:: Your goal ::
Without the images, output every record exactly as it appears.

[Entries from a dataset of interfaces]
- - - - -
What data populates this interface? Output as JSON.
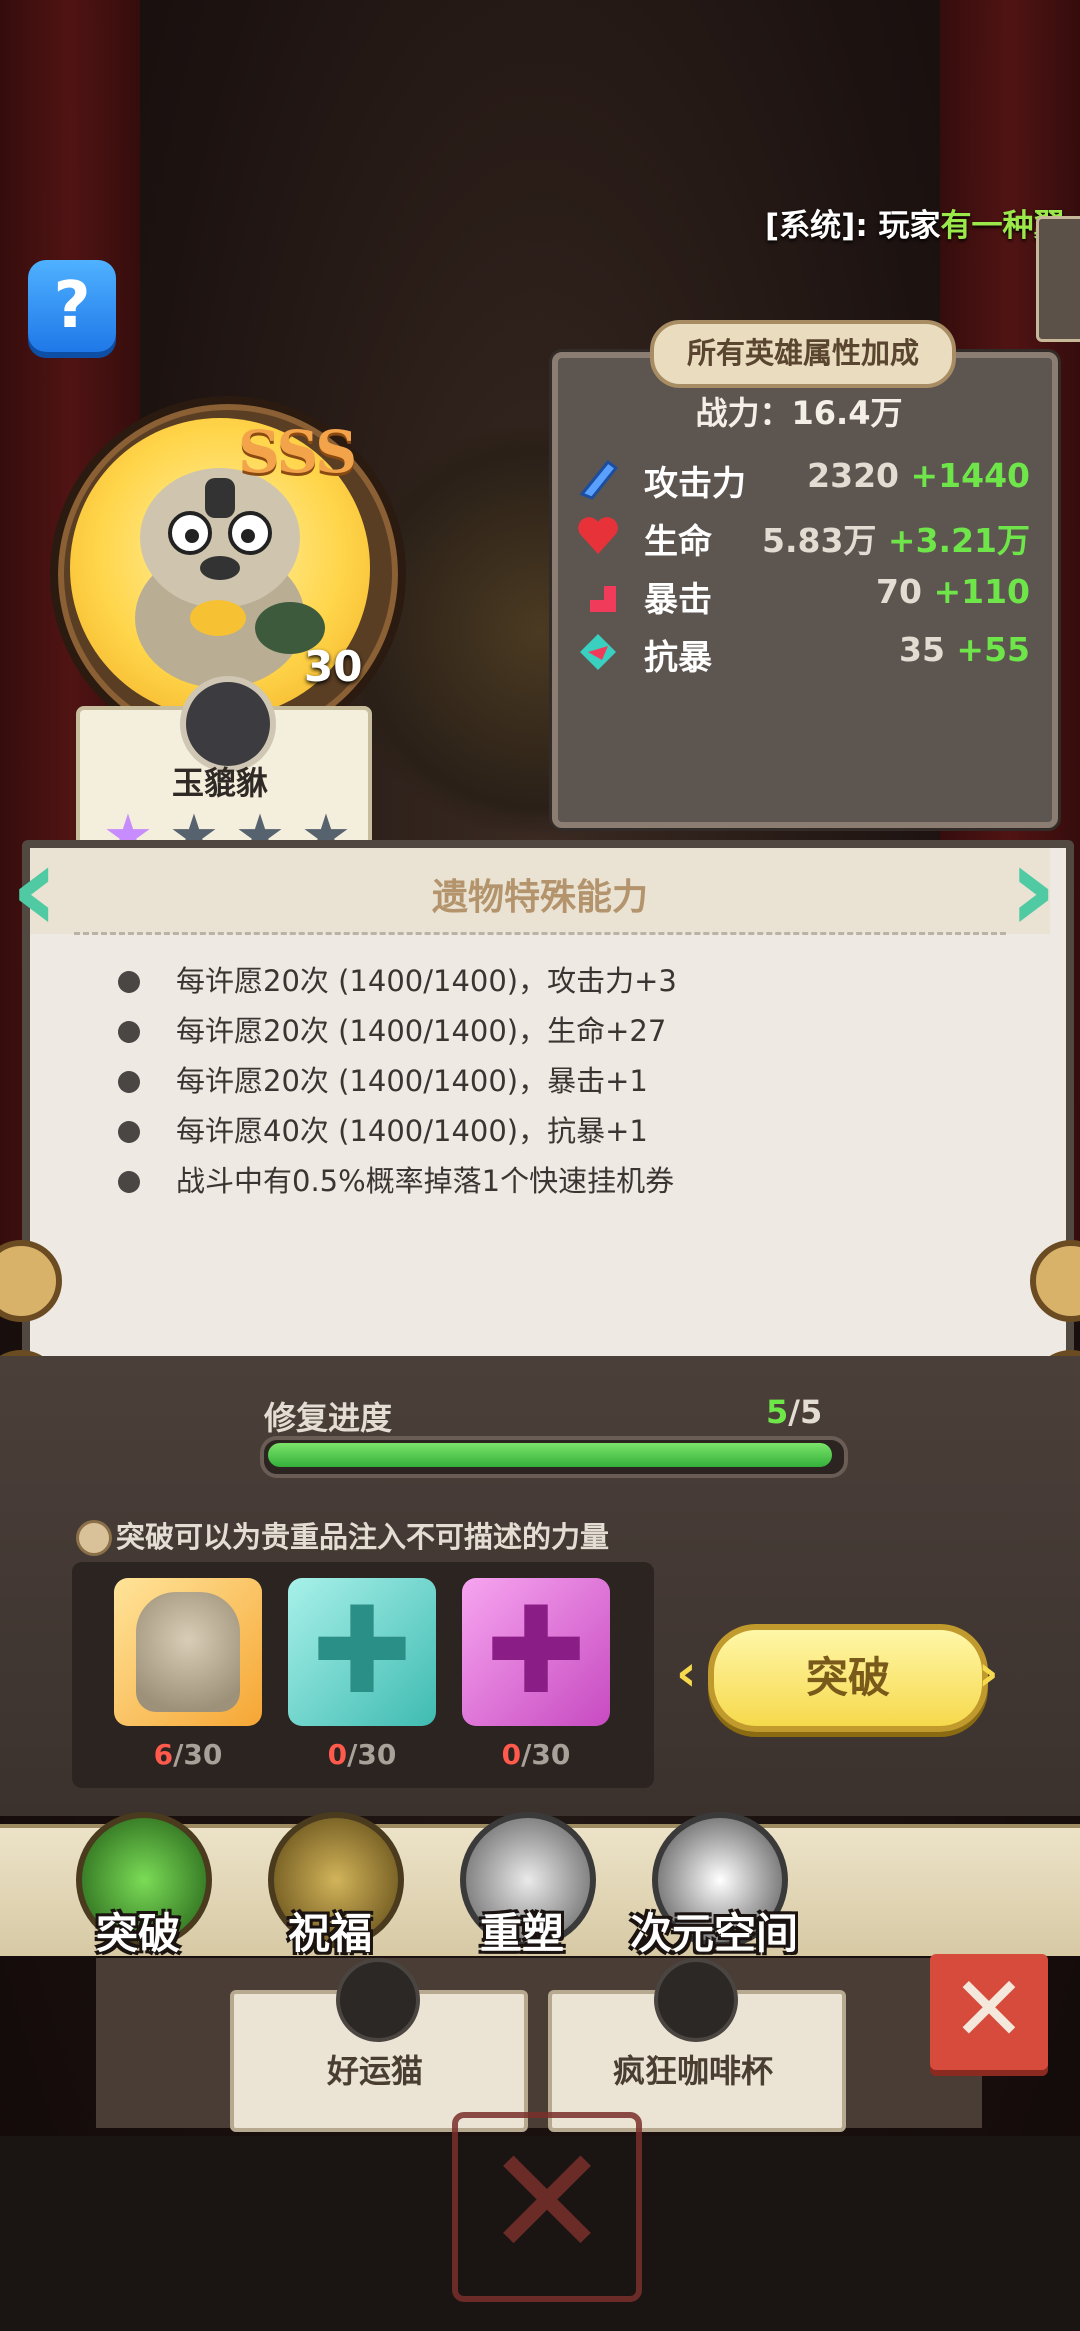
{
  "system_message": {
    "prefix": "[系统]: 玩家",
    "highlight": "有一种翼"
  },
  "help": {
    "label": "?"
  },
  "hero": {
    "rank": "SSS",
    "level": "30",
    "name": "玉貔貅",
    "stars_total": 4,
    "stars_special": 1
  },
  "stats_panel": {
    "title": "所有英雄属性加成",
    "power": "战力：16.4万",
    "rows": [
      {
        "icon": "attack-icon",
        "label": "攻击力",
        "base": "2320",
        "bonus": "+1440"
      },
      {
        "icon": "heart-icon",
        "label": "生命",
        "base": "5.83万",
        "bonus": "+3.21万"
      },
      {
        "icon": "crit-icon",
        "label": "暴击",
        "base": "70",
        "bonus": "+110"
      },
      {
        "icon": "anti-crit-icon",
        "label": "抗暴",
        "base": "35",
        "bonus": "+55"
      }
    ]
  },
  "relic_panel": {
    "title": "遗物特殊能力",
    "abilities": [
      "每许愿20次 (1400/1400)，攻击力+3",
      "每许愿20次 (1400/1400)，生命+27",
      "每许愿20次 (1400/1400)，暴击+1",
      "每许愿40次 (1400/1400)，抗暴+1",
      "战斗中有0.5%概率掉落1个快速挂机券"
    ]
  },
  "repair": {
    "label": "修复进度",
    "current": "5",
    "total": "/5",
    "progress_fraction": 1.0
  },
  "breakthrough": {
    "hint": "突破可以为贵重品注入不可描述的力量",
    "materials": [
      {
        "name": "hero-shard",
        "current": "6",
        "required": "/30"
      },
      {
        "name": "teal-cross",
        "current": "0",
        "required": "/30"
      },
      {
        "name": "pink-cross",
        "current": "0",
        "required": "/30"
      }
    ],
    "button_label": "突破",
    "arrow_left": "‹",
    "arrow_right": "›"
  },
  "tabs": [
    {
      "label": "突破"
    },
    {
      "label": "祝福"
    },
    {
      "label": "重塑"
    },
    {
      "label": "次元空间"
    }
  ],
  "under_cards": [
    {
      "name": "好运猫"
    },
    {
      "name": "疯狂咖啡杯"
    }
  ],
  "colors": {
    "bonus_green": "#6ee64a",
    "accent_teal": "#4fcaa2",
    "button_yellow": "#f6d94c",
    "close_red": "#d74b3c"
  }
}
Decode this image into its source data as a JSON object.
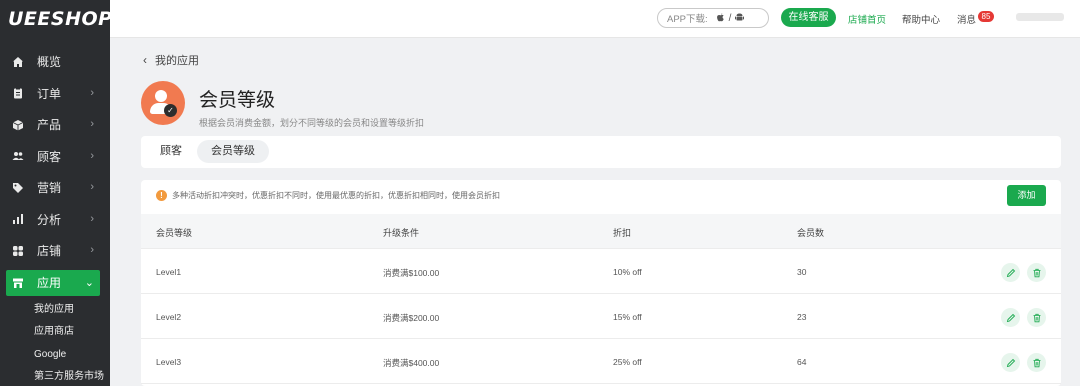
{
  "brand": {
    "logo": "UEESHOP"
  },
  "sidebar": {
    "items": [
      {
        "label": "概览",
        "icon": "home-icon",
        "has_children": false
      },
      {
        "label": "订单",
        "icon": "clipboard-icon",
        "has_children": true
      },
      {
        "label": "产品",
        "icon": "box-icon",
        "has_children": true
      },
      {
        "label": "顾客",
        "icon": "users-icon",
        "has_children": true
      },
      {
        "label": "营销",
        "icon": "tag-icon",
        "has_children": true
      },
      {
        "label": "分析",
        "icon": "bar-chart-icon",
        "has_children": true
      },
      {
        "label": "店铺",
        "icon": "grid-icon",
        "has_children": true
      },
      {
        "label": "应用",
        "icon": "store-icon",
        "has_children": true,
        "active": true
      }
    ],
    "sub_items": [
      "我的应用",
      "应用商店",
      "Google",
      "第三方服务市场"
    ]
  },
  "header": {
    "app_download": "APP下载:",
    "apple_glyph": "",
    "separator": "/",
    "online_service": "在线客服",
    "store_home": "店铺首页",
    "help_center": "帮助中心",
    "messages": "消息",
    "message_count": "85"
  },
  "breadcrumb": {
    "label": "我的应用"
  },
  "page": {
    "title": "会员等级",
    "description": "根据会员消费金额，划分不同等级的会员和设置等级折扣"
  },
  "tabs": [
    {
      "label": "顾客",
      "active": false
    },
    {
      "label": "会员等级",
      "active": true
    }
  ],
  "notice": "多种活动折扣冲突时，优惠折扣不同时，使用最优惠的折扣，优惠折扣相同时，使用会员折扣",
  "add_button": "添加",
  "table": {
    "headers": [
      "会员等级",
      "升级条件",
      "折扣",
      "会员数"
    ],
    "rows": [
      {
        "level": "Level1",
        "condition": "消费满$100.00",
        "discount": "10% off",
        "members": "30"
      },
      {
        "level": "Level2",
        "condition": "消费满$200.00",
        "discount": "15% off",
        "members": "23"
      },
      {
        "level": "Level3",
        "condition": "消费满$400.00",
        "discount": "25% off",
        "members": "64"
      }
    ]
  },
  "colors": {
    "brand_green": "#1aa94e",
    "sidebar_bg": "#2b2d30",
    "app_icon_orange": "#f17a50",
    "badge_red": "#e53935",
    "warning_orange": "#f29a3e"
  }
}
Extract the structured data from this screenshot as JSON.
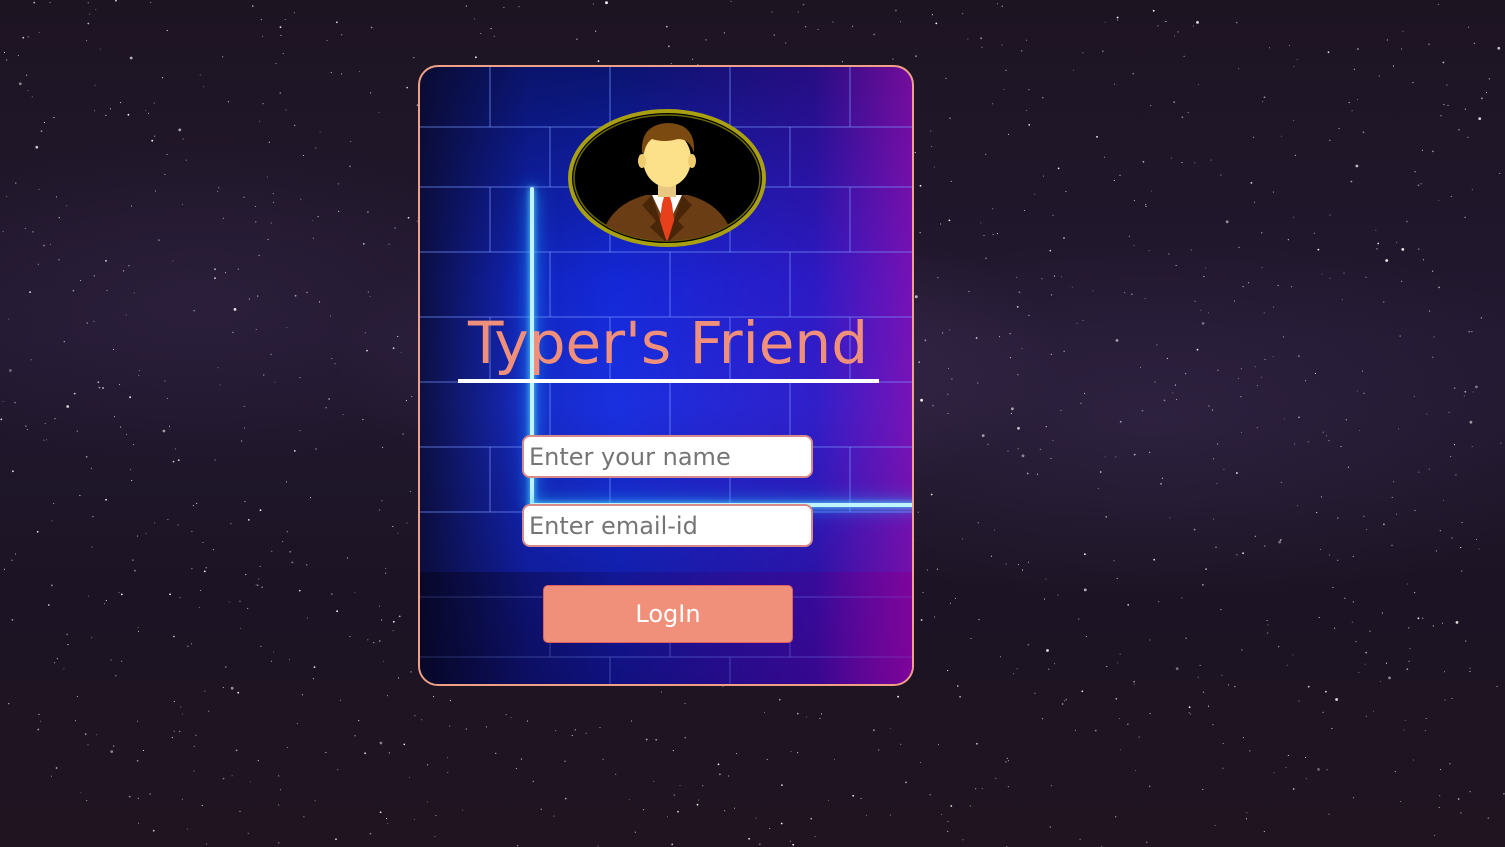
{
  "app": {
    "title": "Typer's Friend"
  },
  "avatar": {
    "icon": "businessman-avatar-icon"
  },
  "form": {
    "name_placeholder": "Enter your name",
    "name_value": "",
    "email_placeholder": "Enter email-id",
    "email_value": "",
    "login_label": "LogIn"
  },
  "colors": {
    "accent": "#f0907a",
    "card_border": "#f0a086",
    "neon": "#5fe0ff",
    "title_underline": "#ffffff"
  }
}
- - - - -
:: Exercise result ::
What data populates this interface? Output as JSON.
{
  "system_message": {
    "prefix": "[系统]: 玩家",
    "highlight": "有一种翼"
  },
  "help": {
    "label": "?"
  },
  "hero": {
    "rank": "SSS",
    "level": "30",
    "name": "玉貔貅",
    "stars_total": 4,
    "stars_special": 1
  },
  "stats_panel": {
    "title": "所有英雄属性加成",
    "power": "战力：16.4万",
    "rows": [
      {
        "icon": "attack-icon",
        "label": "攻击力",
        "base": "2320",
        "bonus": "+1440"
      },
      {
        "icon": "heart-icon",
        "label": "生命",
        "base": "5.83万",
        "bonus": "+3.21万"
      },
      {
        "icon": "crit-icon",
        "label": "暴击",
        "base": "70",
        "bonus": "+110"
      },
      {
        "icon": "anti-crit-icon",
        "label": "抗暴",
        "base": "35",
        "bonus": "+55"
      }
    ]
  },
  "relic_panel": {
    "title": "遗物特殊能力",
    "abilities": [
      "每许愿20次 (1400/1400)，攻击力+3",
      "每许愿20次 (1400/1400)，生命+27",
      "每许愿20次 (1400/1400)，暴击+1",
      "每许愿40次 (1400/1400)，抗暴+1",
      "战斗中有0.5%概率掉落1个快速挂机券"
    ]
  },
  "repair": {
    "label": "修复进度",
    "current": "5",
    "total": "/5",
    "progress_fraction": 1.0
  },
  "breakthrough": {
    "hint": "突破可以为贵重品注入不可描述的力量",
    "materials": [
      {
        "name": "hero-shard",
        "current": "6",
        "required": "/30"
      },
      {
        "name": "teal-cross",
        "current": "0",
        "required": "/30"
      },
      {
        "name": "pink-cross",
        "current": "0",
        "required": "/30"
      }
    ],
    "button_label": "突破",
    "arrow_left": "‹",
    "arrow_right": "›"
  },
  "tabs": [
    {
      "label": "突破"
    },
    {
      "label": "祝福"
    },
    {
      "label": "重塑"
    },
    {
      "label": "次元空间"
    }
  ],
  "under_cards": [
    {
      "name": "好运猫"
    },
    {
      "name": "疯狂咖啡杯"
    }
  ],
  "colors": {
    "bonus_green": "#6ee64a",
    "accent_teal": "#4fcaa2",
    "button_yellow": "#f6d94c",
    "close_red": "#d74b3c"
  }
}
Decode this image into its source data as a JSON object.
{
  "brand": {
    "logo": "UEESHOP"
  },
  "sidebar": {
    "items": [
      {
        "label": "概览",
        "icon": "home-icon",
        "has_children": false
      },
      {
        "label": "订单",
        "icon": "clipboard-icon",
        "has_children": true
      },
      {
        "label": "产品",
        "icon": "box-icon",
        "has_children": true
      },
      {
        "label": "顾客",
        "icon": "users-icon",
        "has_children": true
      },
      {
        "label": "营销",
        "icon": "tag-icon",
        "has_children": true
      },
      {
        "label": "分析",
        "icon": "bar-chart-icon",
        "has_children": true
      },
      {
        "label": "店铺",
        "icon": "grid-icon",
        "has_children": true
      },
      {
        "label": "应用",
        "icon": "store-icon",
        "has_children": true,
        "active": true
      }
    ],
    "sub_items": [
      "我的应用",
      "应用商店",
      "Google",
      "第三方服务市场"
    ]
  },
  "header": {
    "app_download": "APP下载:",
    "apple_glyph": "",
    "separator": "/",
    "online_service": "在线客服",
    "store_home": "店铺首页",
    "help_center": "帮助中心",
    "messages": "消息",
    "message_count": "85"
  },
  "breadcrumb": {
    "label": "我的应用"
  },
  "page": {
    "title": "会员等级",
    "description": "根据会员消费金额，划分不同等级的会员和设置等级折扣"
  },
  "tabs": [
    {
      "label": "顾客",
      "active": false
    },
    {
      "label": "会员等级",
      "active": true
    }
  ],
  "notice": "多种活动折扣冲突时，优惠折扣不同时，使用最优惠的折扣，优惠折扣相同时，使用会员折扣",
  "add_button": "添加",
  "table": {
    "headers": [
      "会员等级",
      "升级条件",
      "折扣",
      "会员数"
    ],
    "rows": [
      {
        "level": "Level1",
        "condition": "消费满$100.00",
        "discount": "10% off",
        "members": "30"
      },
      {
        "level": "Level2",
        "condition": "消费满$200.00",
        "discount": "15% off",
        "members": "23"
      },
      {
        "level": "Level3",
        "condition": "消费满$400.00",
        "discount": "25% off",
        "members": "64"
      }
    ]
  },
  "colors": {
    "brand_green": "#1aa94e",
    "sidebar_bg": "#2b2d30",
    "app_icon_orange": "#f17a50",
    "badge_red": "#e53935",
    "warning_orange": "#f29a3e"
  }
}
Extract the structured data from this screenshot as JSON.
{
  "app": {
    "title": "Typer's Friend"
  },
  "avatar": {
    "icon": "businessman-avatar-icon"
  },
  "form": {
    "name_placeholder": "Enter your name",
    "name_value": "",
    "email_placeholder": "Enter email-id",
    "email_value": "",
    "login_label": "LogIn"
  },
  "colors": {
    "accent": "#f0907a",
    "card_border": "#f0a086",
    "neon": "#5fe0ff",
    "title_underline": "#ffffff"
  }
}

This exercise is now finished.